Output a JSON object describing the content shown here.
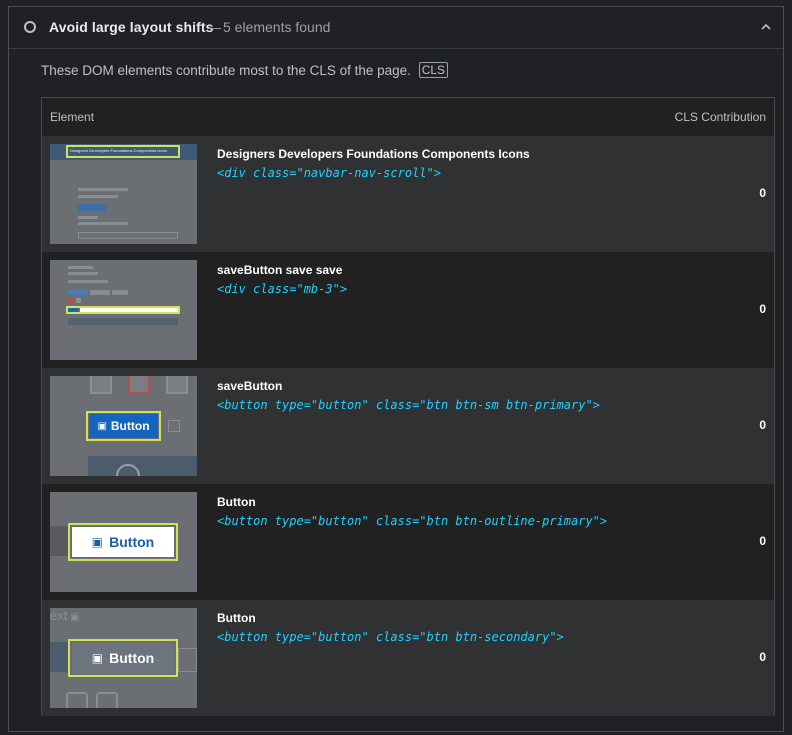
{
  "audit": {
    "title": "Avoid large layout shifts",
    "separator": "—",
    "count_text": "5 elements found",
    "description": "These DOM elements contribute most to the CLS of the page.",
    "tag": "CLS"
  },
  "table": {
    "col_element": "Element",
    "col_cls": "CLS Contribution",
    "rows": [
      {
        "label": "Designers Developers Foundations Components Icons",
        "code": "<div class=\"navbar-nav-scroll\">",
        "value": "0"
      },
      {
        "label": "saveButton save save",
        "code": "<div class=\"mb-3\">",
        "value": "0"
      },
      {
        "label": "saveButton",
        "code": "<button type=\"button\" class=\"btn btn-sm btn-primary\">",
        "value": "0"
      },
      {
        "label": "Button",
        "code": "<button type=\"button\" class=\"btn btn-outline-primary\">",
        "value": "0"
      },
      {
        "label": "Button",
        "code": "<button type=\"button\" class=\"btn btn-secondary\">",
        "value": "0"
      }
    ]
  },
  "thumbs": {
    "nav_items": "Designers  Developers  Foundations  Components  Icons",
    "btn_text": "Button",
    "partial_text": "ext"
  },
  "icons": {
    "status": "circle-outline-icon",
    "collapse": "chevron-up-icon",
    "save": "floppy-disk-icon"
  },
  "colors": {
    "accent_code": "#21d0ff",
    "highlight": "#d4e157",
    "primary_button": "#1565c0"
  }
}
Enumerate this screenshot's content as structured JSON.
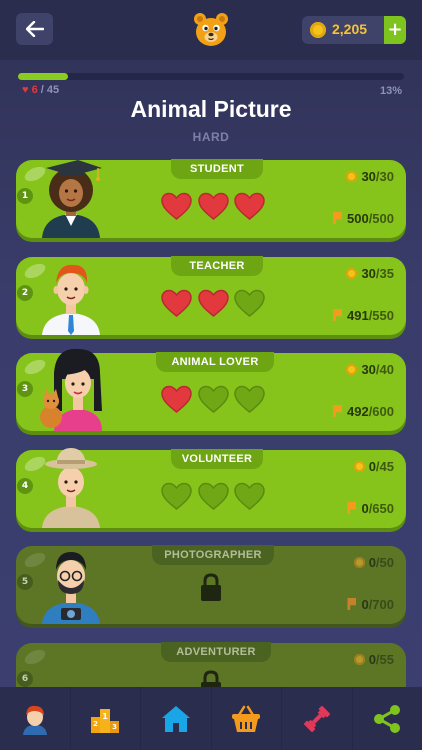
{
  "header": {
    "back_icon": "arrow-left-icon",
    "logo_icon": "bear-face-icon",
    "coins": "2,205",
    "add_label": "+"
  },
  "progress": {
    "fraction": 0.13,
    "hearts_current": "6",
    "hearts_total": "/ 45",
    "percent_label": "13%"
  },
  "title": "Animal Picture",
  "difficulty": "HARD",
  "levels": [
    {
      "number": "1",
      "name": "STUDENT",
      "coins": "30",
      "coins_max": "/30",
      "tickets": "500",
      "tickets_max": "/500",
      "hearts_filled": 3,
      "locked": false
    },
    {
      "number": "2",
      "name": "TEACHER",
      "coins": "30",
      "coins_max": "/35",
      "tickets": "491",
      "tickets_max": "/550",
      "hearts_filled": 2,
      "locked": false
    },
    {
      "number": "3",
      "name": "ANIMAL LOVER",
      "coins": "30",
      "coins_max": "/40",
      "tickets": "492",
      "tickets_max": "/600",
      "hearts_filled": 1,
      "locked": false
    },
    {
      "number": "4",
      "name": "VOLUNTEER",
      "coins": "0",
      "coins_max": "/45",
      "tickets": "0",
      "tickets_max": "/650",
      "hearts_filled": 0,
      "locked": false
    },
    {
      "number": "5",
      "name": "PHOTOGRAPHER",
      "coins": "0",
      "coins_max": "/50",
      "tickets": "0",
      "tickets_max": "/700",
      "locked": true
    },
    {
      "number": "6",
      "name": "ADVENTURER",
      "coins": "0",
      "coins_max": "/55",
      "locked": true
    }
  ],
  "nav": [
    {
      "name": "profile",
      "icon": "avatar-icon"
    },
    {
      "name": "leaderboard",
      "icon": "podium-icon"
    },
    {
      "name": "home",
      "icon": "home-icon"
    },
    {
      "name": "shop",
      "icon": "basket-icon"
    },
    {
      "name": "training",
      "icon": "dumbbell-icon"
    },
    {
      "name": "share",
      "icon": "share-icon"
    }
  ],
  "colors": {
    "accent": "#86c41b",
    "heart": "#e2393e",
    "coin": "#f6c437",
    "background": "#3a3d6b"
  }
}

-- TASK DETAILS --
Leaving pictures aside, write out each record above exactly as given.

-- YOUR SOLUTION --
Output a JSON object describing the content shown here.
{
  "audit": {
    "title": "Avoid large layout shifts",
    "separator": "—",
    "count_text": "5 elements found",
    "description": "These DOM elements contribute most to the CLS of the page.",
    "tag": "CLS"
  },
  "table": {
    "col_element": "Element",
    "col_cls": "CLS Contribution",
    "rows": [
      {
        "label": "Designers Developers Foundations Components Icons",
        "code": "<div class=\"navbar-nav-scroll\">",
        "value": "0"
      },
      {
        "label": "saveButton save save",
        "code": "<div class=\"mb-3\">",
        "value": "0"
      },
      {
        "label": "saveButton",
        "code": "<button type=\"button\" class=\"btn btn-sm btn-primary\">",
        "value": "0"
      },
      {
        "label": "Button",
        "code": "<button type=\"button\" class=\"btn btn-outline-primary\">",
        "value": "0"
      },
      {
        "label": "Button",
        "code": "<button type=\"button\" class=\"btn btn-secondary\">",
        "value": "0"
      }
    ]
  },
  "thumbs": {
    "nav_items": "Designers  Developers  Foundations  Components  Icons",
    "btn_text": "Button",
    "partial_text": "ext"
  },
  "icons": {
    "status": "circle-outline-icon",
    "collapse": "chevron-up-icon",
    "save": "floppy-disk-icon"
  },
  "colors": {
    "accent_code": "#21d0ff",
    "highlight": "#d4e157",
    "primary_button": "#1565c0"
  }
}
Enumerate this screenshot's content as structured JSON.
{
  "header": {
    "back_icon": "arrow-left-icon",
    "logo_icon": "bear-face-icon",
    "coins": "2,205",
    "add_label": "+"
  },
  "progress": {
    "fraction": 0.13,
    "hearts_current": "6",
    "hearts_total": "/ 45",
    "percent_label": "13%"
  },
  "title": "Animal Picture",
  "difficulty": "HARD",
  "levels": [
    {
      "number": "1",
      "name": "STUDENT",
      "coins": "30",
      "coins_max": "/30",
      "tickets": "500",
      "tickets_max": "/500",
      "hearts_filled": 3,
      "locked": false
    },
    {
      "number": "2",
      "name": "TEACHER",
      "coins": "30",
      "coins_max": "/35",
      "tickets": "491",
      "tickets_max": "/550",
      "hearts_filled": 2,
      "locked": false
    },
    {
      "number": "3",
      "name": "ANIMAL LOVER",
      "coins": "30",
      "coins_max": "/40",
      "tickets": "492",
      "tickets_max": "/600",
      "hearts_filled": 1,
      "locked": false
    },
    {
      "number": "4",
      "name": "VOLUNTEER",
      "coins": "0",
      "coins_max": "/45",
      "tickets": "0",
      "tickets_max": "/650",
      "hearts_filled": 0,
      "locked": false
    },
    {
      "number": "5",
      "name": "PHOTOGRAPHER",
      "coins": "0",
      "coins_max": "/50",
      "tickets": "0",
      "tickets_max": "/700",
      "locked": true
    },
    {
      "number": "6",
      "name": "ADVENTURER",
      "coins": "0",
      "coins_max": "/55",
      "locked": true
    }
  ],
  "nav": [
    {
      "name": "profile",
      "icon": "avatar-icon"
    },
    {
      "name": "leaderboard",
      "icon": "podium-icon"
    },
    {
      "name": "home",
      "icon": "home-icon"
    },
    {
      "name": "shop",
      "icon": "basket-icon"
    },
    {
      "name": "training",
      "icon": "dumbbell-icon"
    },
    {
      "name": "share",
      "icon": "share-icon"
    }
  ],
  "colors": {
    "accent": "#86c41b",
    "heart": "#e2393e",
    "coin": "#f6c437",
    "background": "#3a3d6b"
  }
}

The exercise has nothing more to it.